Vehicle emission verification was also toughened, and centralized monitoring of the computers used in the tests was introduced to combat corruption. “Verification centers used to be able to manipulate” the system easily, said Alejandro Ramos, an environmental reporter for the newspaper Reforma. “It’s harder now.”
Challenges remain, though. Mr. Ramos said that standards in Mexico State are less stringent than in Mexico City, prompting some with older cars to replate in the suburbs. Some poorer suburbs experienced an environmental precontingency over the Christmas holidays because of fireworks and the burning of tires and other trash in bonfires.
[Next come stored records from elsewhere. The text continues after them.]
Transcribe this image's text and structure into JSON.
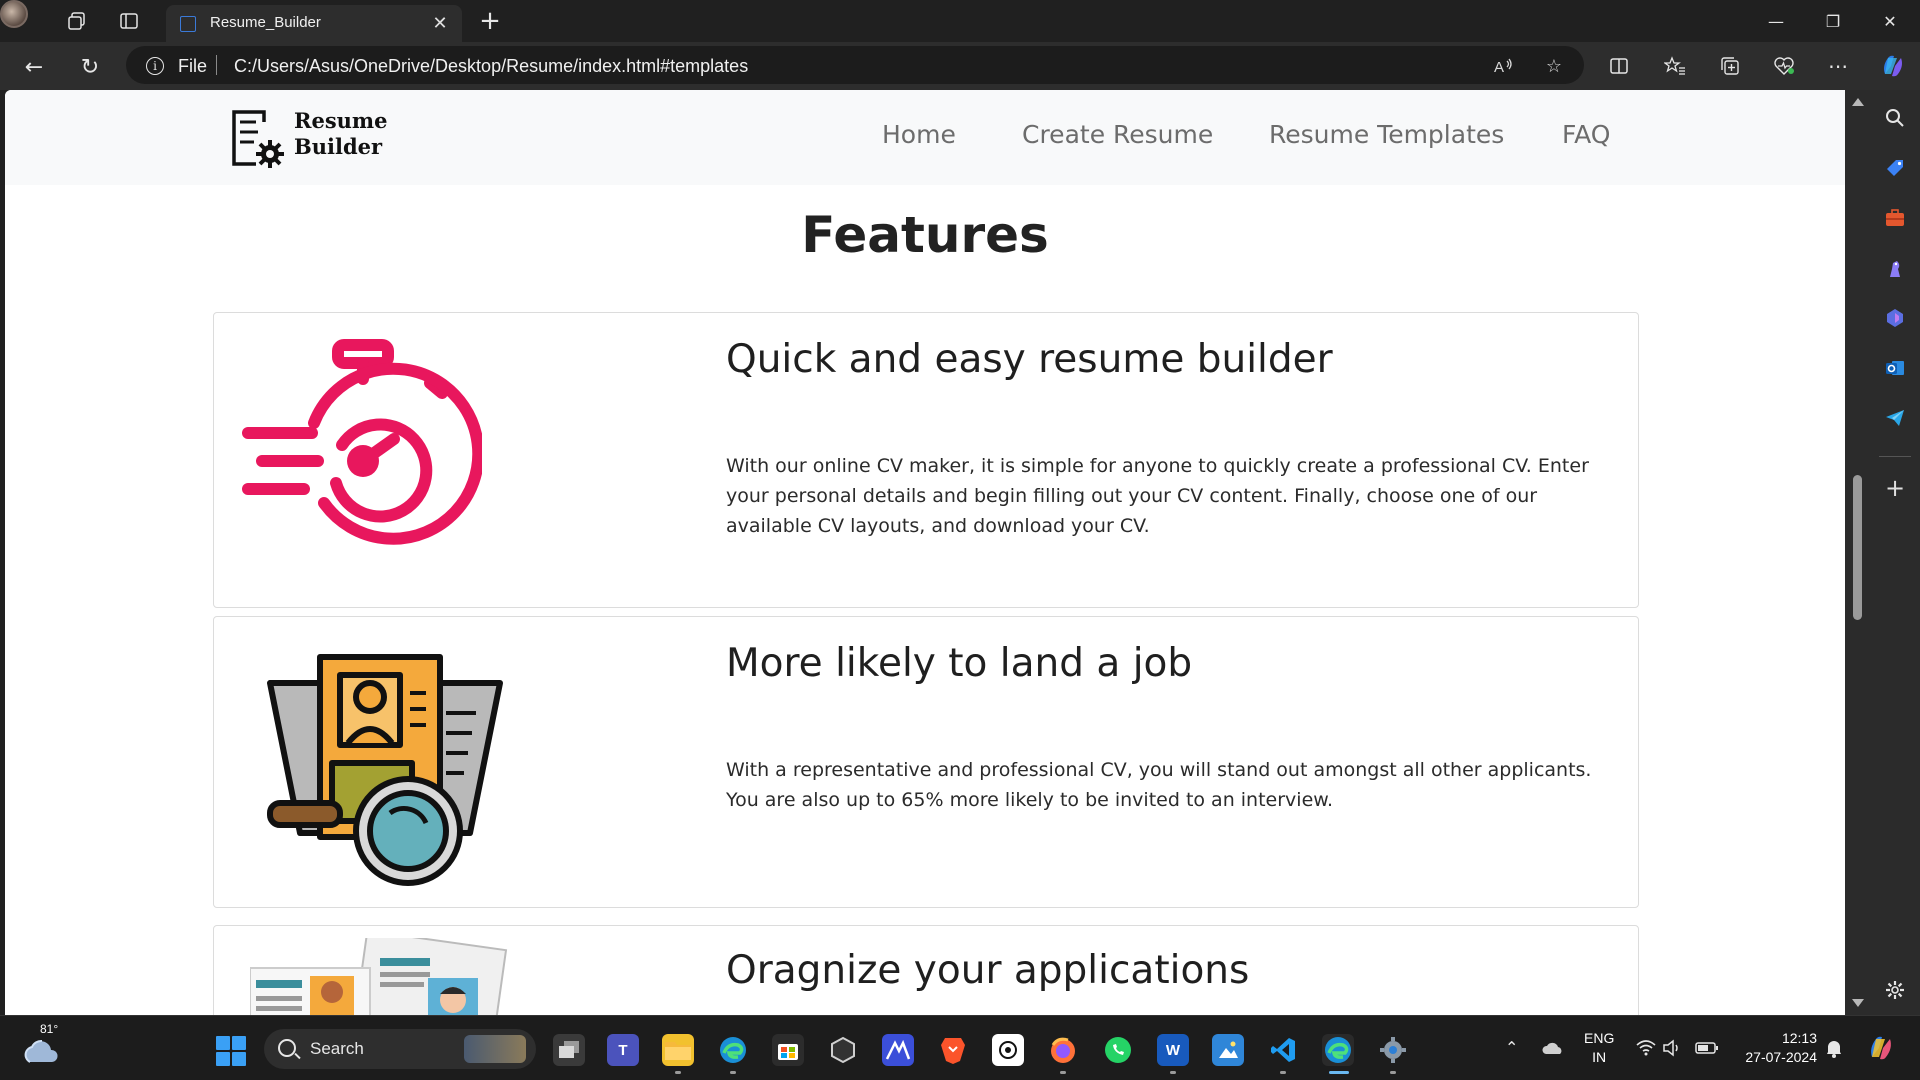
{
  "browser": {
    "tab_title": "Resume_Builder",
    "close_tab_glyph": "✕",
    "new_tab_glyph": "+",
    "window_controls": {
      "minimize": "—",
      "restore": "❐",
      "close": "✕"
    },
    "nav": {
      "back": "←",
      "refresh": "↻"
    },
    "address": {
      "scheme_label": "File",
      "url": "C:/Users/Asus/OneDrive/Desktop/Resume/index.html#templates"
    }
  },
  "site": {
    "logo_text_line1": "Resume",
    "logo_text_line2": "Builder",
    "menu": [
      {
        "label": "Home"
      },
      {
        "label": "Create Resume"
      },
      {
        "label": "Resume Templates"
      },
      {
        "label": "FAQ"
      }
    ],
    "features_title": "Features",
    "features": [
      {
        "heading": "Quick and easy resume builder",
        "text": "With our online CV maker, it is simple for anyone to quickly create a professional CV. Enter your personal details and begin filling out your CV content. Finally, choose one of our available CV layouts, and download your CV.",
        "icon": "stopwatch-icon"
      },
      {
        "heading": "More likely to land a job",
        "text": "With a representative and professional CV, you will stand out amongst all other applicants. You are also up to 65% more likely to be invited to an interview.",
        "icon": "resume-search-icon"
      },
      {
        "heading": "Oragnize your applications",
        "text": "",
        "icon": "applications-icon"
      }
    ],
    "accent_color": "#e8175d"
  },
  "taskbar": {
    "weather_temp": "81°",
    "search_label": "Search",
    "lang_line1": "ENG",
    "lang_line2": "IN",
    "time": "12:13",
    "date": "27-07-2024"
  }
}
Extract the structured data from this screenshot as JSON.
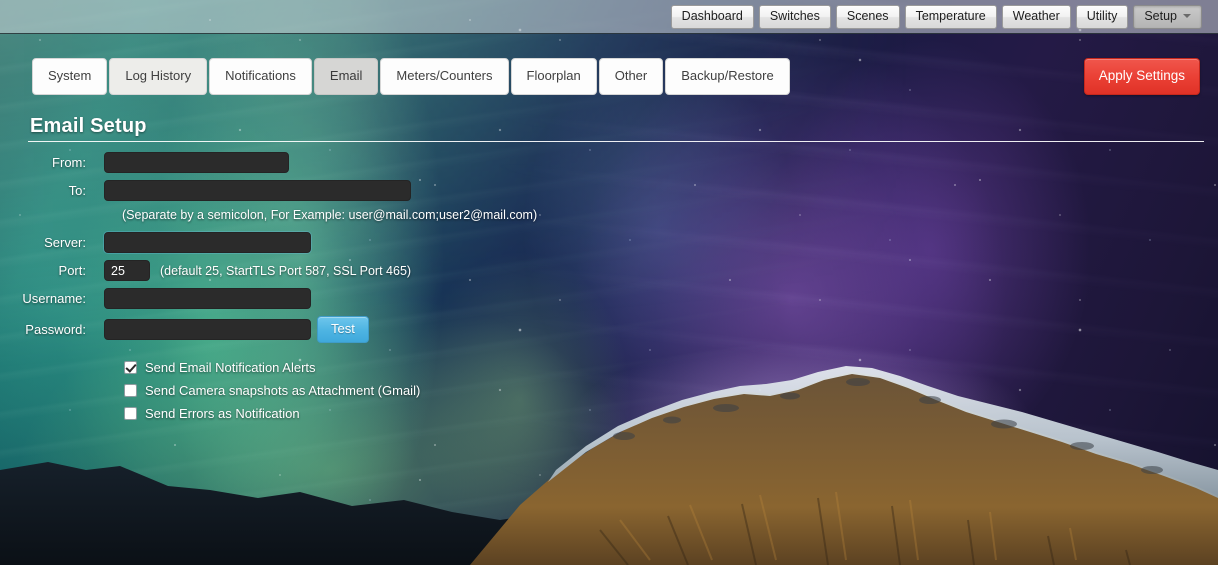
{
  "header": {
    "nav_items": [
      {
        "label": "Dashboard",
        "active": false,
        "caret": false
      },
      {
        "label": "Switches",
        "active": false,
        "caret": false
      },
      {
        "label": "Scenes",
        "active": false,
        "caret": false
      },
      {
        "label": "Temperature",
        "active": false,
        "caret": false
      },
      {
        "label": "Weather",
        "active": false,
        "caret": false
      },
      {
        "label": "Utility",
        "active": false,
        "caret": false
      },
      {
        "label": "Setup",
        "active": true,
        "caret": true
      }
    ]
  },
  "tabs": [
    {
      "label": "System",
      "state": "normal"
    },
    {
      "label": "Log History",
      "state": "hover"
    },
    {
      "label": "Notifications",
      "state": "normal"
    },
    {
      "label": "Email",
      "state": "active"
    },
    {
      "label": "Meters/Counters",
      "state": "normal"
    },
    {
      "label": "Floorplan",
      "state": "normal"
    },
    {
      "label": "Other",
      "state": "normal"
    },
    {
      "label": "Backup/Restore",
      "state": "normal"
    }
  ],
  "toolbar": {
    "apply_label": "Apply Settings"
  },
  "page": {
    "title": "Email Setup"
  },
  "form": {
    "from": {
      "label": "From:",
      "value": "",
      "placeholder": ""
    },
    "to": {
      "label": "To:",
      "value": "",
      "placeholder": ""
    },
    "to_hint": "(Separate by a semicolon, For Example: user@mail.com;user2@mail.com)",
    "server": {
      "label": "Server:",
      "value": "",
      "placeholder": ""
    },
    "port": {
      "label": "Port:",
      "value": "25",
      "placeholder": ""
    },
    "port_hint": "(default 25, StartTLS Port 587, SSL Port 465)",
    "username": {
      "label": "Username:",
      "value": "",
      "placeholder": ""
    },
    "password": {
      "label": "Password:",
      "value": "",
      "placeholder": ""
    },
    "test_label": "Test"
  },
  "checkboxes": [
    {
      "label": "Send Email Notification Alerts",
      "checked": true
    },
    {
      "label": "Send Camera snapshots as Attachment (Gmail)",
      "checked": false
    },
    {
      "label": "Send Errors as Notification",
      "checked": false
    }
  ],
  "colors": {
    "apply_button": "#ea4035",
    "test_button": "#4fb5e3",
    "input_background": "#2b2b2b",
    "active_tab": "#d6d6d4",
    "text_on_background": "#ffffff"
  }
}
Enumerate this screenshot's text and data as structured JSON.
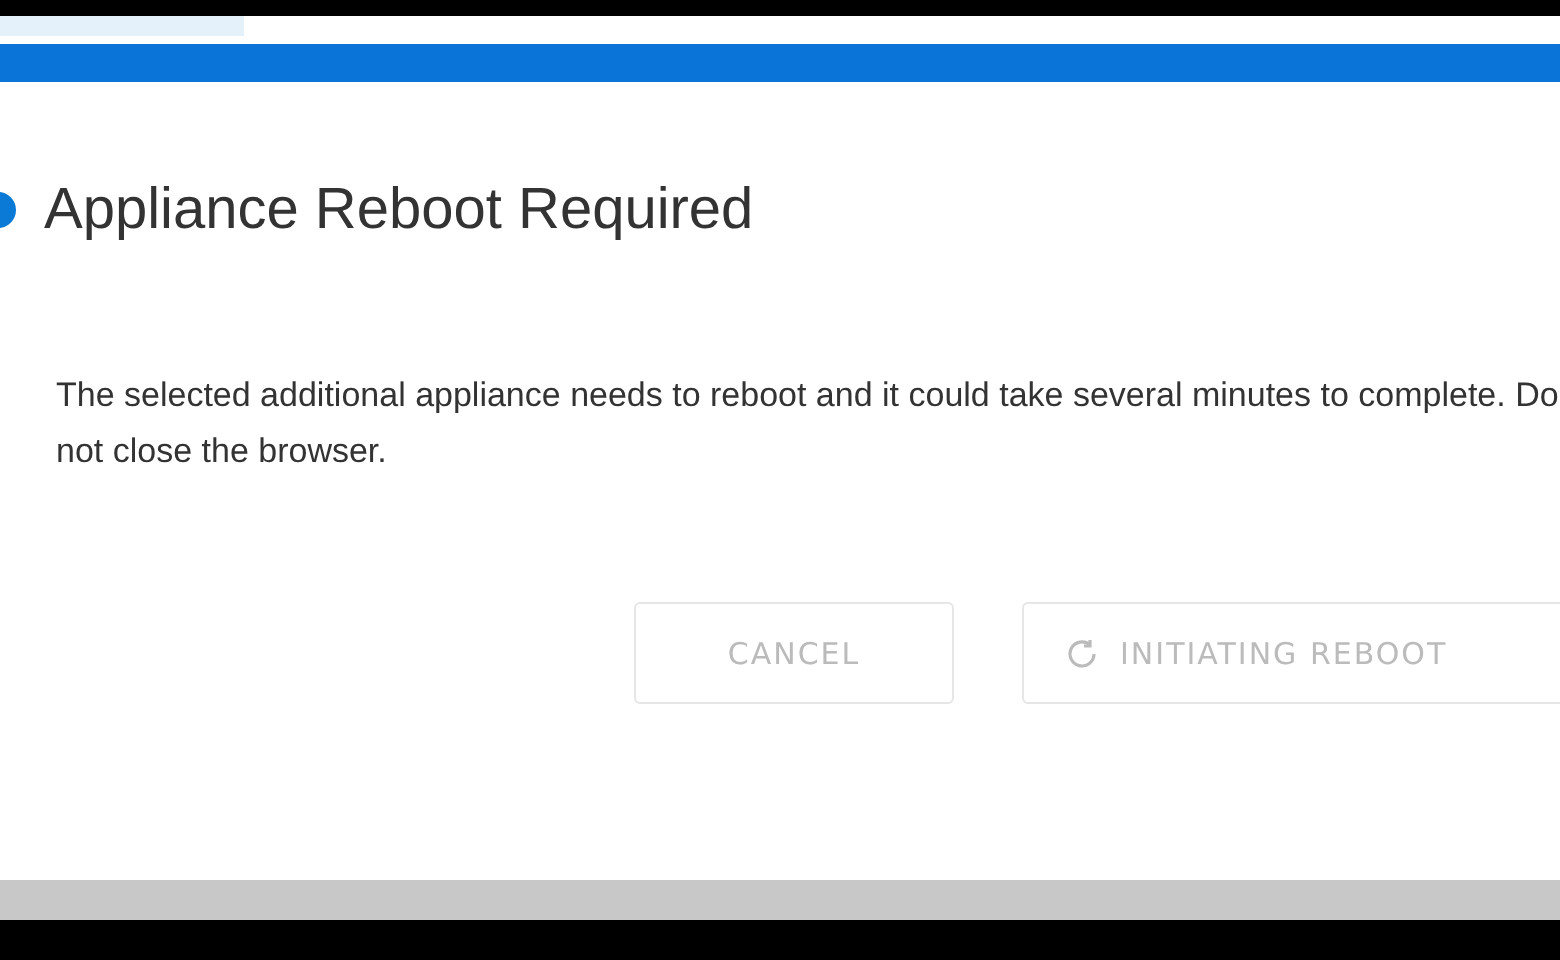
{
  "dialog": {
    "title": "Appliance Reboot Required",
    "message": "The selected additional appliance needs to reboot and it could take several minutes to complete. Do not close the browser.",
    "buttons": [
      {
        "label": "CANCEL",
        "kind": "plain",
        "disabled": true
      },
      {
        "label": "INITIATING REBOOT",
        "kind": "spinner",
        "disabled": true
      }
    ]
  }
}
Measuring fine particulate matter is another problem. “Air quality has improved in terms of certain contaminants, but the monitoring service we have in Mexico City doesn’t measure contaminants such as 2.5″ — particles measuring less than 2.5 micrometers in diameter — from mobile sources, said Gabriel Niño, public policy coordinator at the Mexican Environmental Law Center. And generous gasoline subsidies keep the price of Mexican gasoline lower than in the United States and mostly benefit the rich, creating disincentives for motorists to stop driving, Mr. Velasco said.
The region also lacks urban density, he adds, with workers buying homes through government housing programs in far-off municipalities, which means a commute on clogged roads lasting more than two hours.
Still, there has been enormous progress over the last 25 years. “It’s like running a marathon,” Mr. Velasco said. “We’re halfway there.””
Rodrigo Cruz for The New York Times
A vertical garden by this restaurant is one of many initiatives aimed at cleansing Mexico City’s air.